Bijal P. Trivedi in Nature News:
On a frigid winter's morning in 1992, Susan Lindquist, then a biologist at the University of Chicago in Illinois, trudged through the snow to the campus's intellectual-property office to share an unconventional idea for a cancer drug. A protein that she had been working on, Hsp90, guides misfolded proteins into their proper conformation. But it also applies its talents to misfolded mutant proteins in tumour cells, activating them and helping cancer to advance. Lindquist suspected that blocking Hsp90 would thwart the disease. The intellectual-property project manager she met with disagreed, calling Lindquist's idea “ridiculous” because it stemmed from experiments in yeast. His “sneering tone”, she says, left an indelible mark. “It was actually one of the most insulting conversations I've had in my professional life.” It led her to abandon her cancer research on Hsp90 for a decade. Today, more than a dozen drug companies are developing inhibitors of the protein as cancer treatments.

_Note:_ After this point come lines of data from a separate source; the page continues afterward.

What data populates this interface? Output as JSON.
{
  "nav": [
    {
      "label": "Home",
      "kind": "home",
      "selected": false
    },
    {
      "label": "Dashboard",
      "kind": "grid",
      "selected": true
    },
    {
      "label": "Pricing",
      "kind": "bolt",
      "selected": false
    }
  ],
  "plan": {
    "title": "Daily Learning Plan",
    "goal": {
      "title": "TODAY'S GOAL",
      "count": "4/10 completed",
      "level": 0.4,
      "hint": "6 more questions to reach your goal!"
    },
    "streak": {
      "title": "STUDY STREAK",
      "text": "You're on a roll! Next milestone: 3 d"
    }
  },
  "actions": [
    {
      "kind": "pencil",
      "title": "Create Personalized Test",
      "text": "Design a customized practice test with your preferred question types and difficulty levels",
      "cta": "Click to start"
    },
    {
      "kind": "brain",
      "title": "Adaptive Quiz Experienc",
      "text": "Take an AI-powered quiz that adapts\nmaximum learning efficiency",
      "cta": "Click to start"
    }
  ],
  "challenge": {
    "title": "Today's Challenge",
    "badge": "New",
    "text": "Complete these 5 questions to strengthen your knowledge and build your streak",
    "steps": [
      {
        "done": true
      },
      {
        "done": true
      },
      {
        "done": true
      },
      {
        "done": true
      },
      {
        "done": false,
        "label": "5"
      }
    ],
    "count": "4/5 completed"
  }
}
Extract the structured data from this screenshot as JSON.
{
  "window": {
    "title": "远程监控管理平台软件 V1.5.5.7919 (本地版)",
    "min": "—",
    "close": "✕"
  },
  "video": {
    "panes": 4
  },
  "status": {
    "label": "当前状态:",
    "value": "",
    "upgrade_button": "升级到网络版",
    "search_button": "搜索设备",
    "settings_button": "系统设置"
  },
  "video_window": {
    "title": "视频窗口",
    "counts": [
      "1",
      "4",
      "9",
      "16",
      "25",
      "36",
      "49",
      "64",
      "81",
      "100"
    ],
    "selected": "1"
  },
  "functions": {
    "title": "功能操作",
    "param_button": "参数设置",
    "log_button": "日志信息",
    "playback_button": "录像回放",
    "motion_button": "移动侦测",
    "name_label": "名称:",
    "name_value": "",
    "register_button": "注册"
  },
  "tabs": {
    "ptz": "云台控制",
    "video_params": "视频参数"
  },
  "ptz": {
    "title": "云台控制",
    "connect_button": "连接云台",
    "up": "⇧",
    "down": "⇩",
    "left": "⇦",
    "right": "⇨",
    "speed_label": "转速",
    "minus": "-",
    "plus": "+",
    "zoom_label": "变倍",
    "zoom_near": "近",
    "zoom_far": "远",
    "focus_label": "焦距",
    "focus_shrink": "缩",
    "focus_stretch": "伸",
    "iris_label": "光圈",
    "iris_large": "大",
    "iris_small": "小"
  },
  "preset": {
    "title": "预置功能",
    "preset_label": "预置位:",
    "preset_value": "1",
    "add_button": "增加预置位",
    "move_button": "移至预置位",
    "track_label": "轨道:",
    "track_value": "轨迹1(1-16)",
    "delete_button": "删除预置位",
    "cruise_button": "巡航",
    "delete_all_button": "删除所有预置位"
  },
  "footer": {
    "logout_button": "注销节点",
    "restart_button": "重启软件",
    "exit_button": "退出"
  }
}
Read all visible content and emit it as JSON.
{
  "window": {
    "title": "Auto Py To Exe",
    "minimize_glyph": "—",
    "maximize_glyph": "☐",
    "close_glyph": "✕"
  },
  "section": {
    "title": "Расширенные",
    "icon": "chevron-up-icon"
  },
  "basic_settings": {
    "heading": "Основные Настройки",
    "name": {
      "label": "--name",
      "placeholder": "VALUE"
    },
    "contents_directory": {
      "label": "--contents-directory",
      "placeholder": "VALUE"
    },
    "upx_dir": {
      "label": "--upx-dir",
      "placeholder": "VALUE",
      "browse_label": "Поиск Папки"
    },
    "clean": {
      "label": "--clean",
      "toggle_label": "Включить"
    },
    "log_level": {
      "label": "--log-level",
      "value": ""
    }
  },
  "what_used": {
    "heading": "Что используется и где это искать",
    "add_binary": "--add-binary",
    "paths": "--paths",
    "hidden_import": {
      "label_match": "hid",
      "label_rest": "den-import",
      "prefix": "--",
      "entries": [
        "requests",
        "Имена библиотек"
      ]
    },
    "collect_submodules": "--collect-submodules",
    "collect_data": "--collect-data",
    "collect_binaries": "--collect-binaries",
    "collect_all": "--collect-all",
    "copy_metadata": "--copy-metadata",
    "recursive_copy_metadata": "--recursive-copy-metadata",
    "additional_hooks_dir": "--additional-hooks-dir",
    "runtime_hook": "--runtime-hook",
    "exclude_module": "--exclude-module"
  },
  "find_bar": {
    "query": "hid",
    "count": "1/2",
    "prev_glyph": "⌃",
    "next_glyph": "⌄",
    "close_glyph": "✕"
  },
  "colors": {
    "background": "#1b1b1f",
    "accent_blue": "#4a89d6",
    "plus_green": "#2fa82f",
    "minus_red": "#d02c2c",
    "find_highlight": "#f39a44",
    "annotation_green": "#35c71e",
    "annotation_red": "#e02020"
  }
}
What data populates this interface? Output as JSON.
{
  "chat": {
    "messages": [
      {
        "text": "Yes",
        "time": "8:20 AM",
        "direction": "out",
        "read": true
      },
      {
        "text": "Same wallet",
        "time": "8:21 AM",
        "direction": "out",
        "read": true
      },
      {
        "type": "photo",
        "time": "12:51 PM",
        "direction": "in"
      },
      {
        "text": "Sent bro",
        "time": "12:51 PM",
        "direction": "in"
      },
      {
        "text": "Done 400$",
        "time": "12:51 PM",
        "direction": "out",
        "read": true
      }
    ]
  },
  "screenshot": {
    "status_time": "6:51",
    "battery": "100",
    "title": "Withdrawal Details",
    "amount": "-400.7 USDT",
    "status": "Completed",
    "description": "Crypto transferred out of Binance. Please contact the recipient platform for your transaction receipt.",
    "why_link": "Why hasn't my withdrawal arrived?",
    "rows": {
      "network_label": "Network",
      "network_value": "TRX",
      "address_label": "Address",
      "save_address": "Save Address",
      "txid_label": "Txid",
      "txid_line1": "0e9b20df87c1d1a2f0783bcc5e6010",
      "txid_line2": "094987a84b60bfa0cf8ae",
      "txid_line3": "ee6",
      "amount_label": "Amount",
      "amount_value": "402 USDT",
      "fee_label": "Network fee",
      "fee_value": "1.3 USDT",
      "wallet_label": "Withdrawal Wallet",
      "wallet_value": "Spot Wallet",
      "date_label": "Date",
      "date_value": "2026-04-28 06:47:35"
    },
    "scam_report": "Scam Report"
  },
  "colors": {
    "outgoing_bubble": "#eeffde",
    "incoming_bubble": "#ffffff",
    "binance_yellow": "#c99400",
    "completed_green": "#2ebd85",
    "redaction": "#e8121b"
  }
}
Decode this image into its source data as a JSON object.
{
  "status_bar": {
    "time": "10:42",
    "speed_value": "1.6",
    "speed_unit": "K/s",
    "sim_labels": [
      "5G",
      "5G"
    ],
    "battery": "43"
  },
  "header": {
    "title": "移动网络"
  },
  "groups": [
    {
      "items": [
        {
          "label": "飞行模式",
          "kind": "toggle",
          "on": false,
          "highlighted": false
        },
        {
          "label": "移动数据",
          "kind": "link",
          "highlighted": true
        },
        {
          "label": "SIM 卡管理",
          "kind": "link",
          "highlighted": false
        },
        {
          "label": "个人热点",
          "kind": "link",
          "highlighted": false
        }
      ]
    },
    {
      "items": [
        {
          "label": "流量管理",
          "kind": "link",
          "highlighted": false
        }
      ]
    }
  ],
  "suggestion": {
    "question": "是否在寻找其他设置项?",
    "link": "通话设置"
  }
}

Lindquist seems able to shrug off such injustices, now. Her work over the past 20 years has consistently challenged standard thinking on evolution, inheritance and the humble yeast. She has helped to show how misfolded infectious proteins called prions can override the rules of inheritance in yeast, and how this can be used to model human disease. She has also proposed a mechanism by which organisms can unleash hidden variation and evolve by leaps and bounds. She was the first female director of the prestigious Whitehead Institute for Biomedical Research in Cambridge, Massachusetts, and has received more than a dozen awards and honours in the past five years. In a paper being published this week in Nature, she and her colleagues show that in wild yeast, prions provide tangible advantages, such as survival in harsh conditions and drug resistance.